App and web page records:
------------

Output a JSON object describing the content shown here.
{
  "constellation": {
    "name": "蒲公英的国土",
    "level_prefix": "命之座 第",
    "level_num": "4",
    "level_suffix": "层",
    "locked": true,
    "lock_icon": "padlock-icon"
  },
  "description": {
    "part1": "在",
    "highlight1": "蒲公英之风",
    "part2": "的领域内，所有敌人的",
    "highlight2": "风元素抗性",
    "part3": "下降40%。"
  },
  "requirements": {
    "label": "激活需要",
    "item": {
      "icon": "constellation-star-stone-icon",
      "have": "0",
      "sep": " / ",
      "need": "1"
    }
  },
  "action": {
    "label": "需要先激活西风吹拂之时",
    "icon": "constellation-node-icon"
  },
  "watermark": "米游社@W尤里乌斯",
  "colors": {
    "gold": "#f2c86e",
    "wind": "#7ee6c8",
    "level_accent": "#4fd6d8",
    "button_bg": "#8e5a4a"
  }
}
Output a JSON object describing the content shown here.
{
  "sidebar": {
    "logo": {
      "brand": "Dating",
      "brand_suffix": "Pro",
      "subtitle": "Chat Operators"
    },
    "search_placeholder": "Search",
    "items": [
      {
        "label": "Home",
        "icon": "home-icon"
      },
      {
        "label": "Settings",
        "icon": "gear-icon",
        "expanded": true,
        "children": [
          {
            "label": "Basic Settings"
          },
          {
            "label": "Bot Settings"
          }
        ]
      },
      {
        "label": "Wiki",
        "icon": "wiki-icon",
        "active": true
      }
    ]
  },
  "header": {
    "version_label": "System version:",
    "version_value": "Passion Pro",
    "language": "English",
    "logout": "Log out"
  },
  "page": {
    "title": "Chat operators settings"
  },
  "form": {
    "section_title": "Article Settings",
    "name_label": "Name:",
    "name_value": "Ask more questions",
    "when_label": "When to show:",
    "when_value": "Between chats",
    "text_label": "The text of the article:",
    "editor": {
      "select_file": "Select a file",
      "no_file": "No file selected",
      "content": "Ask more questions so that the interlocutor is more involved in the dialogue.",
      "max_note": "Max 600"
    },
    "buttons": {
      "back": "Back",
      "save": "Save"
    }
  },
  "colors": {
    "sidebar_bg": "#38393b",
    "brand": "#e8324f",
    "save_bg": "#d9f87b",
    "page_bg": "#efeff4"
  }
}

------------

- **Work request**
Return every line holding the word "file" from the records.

- **Solution for this task**
      "select_file": "Select a file",
      "no_file": "No file selected",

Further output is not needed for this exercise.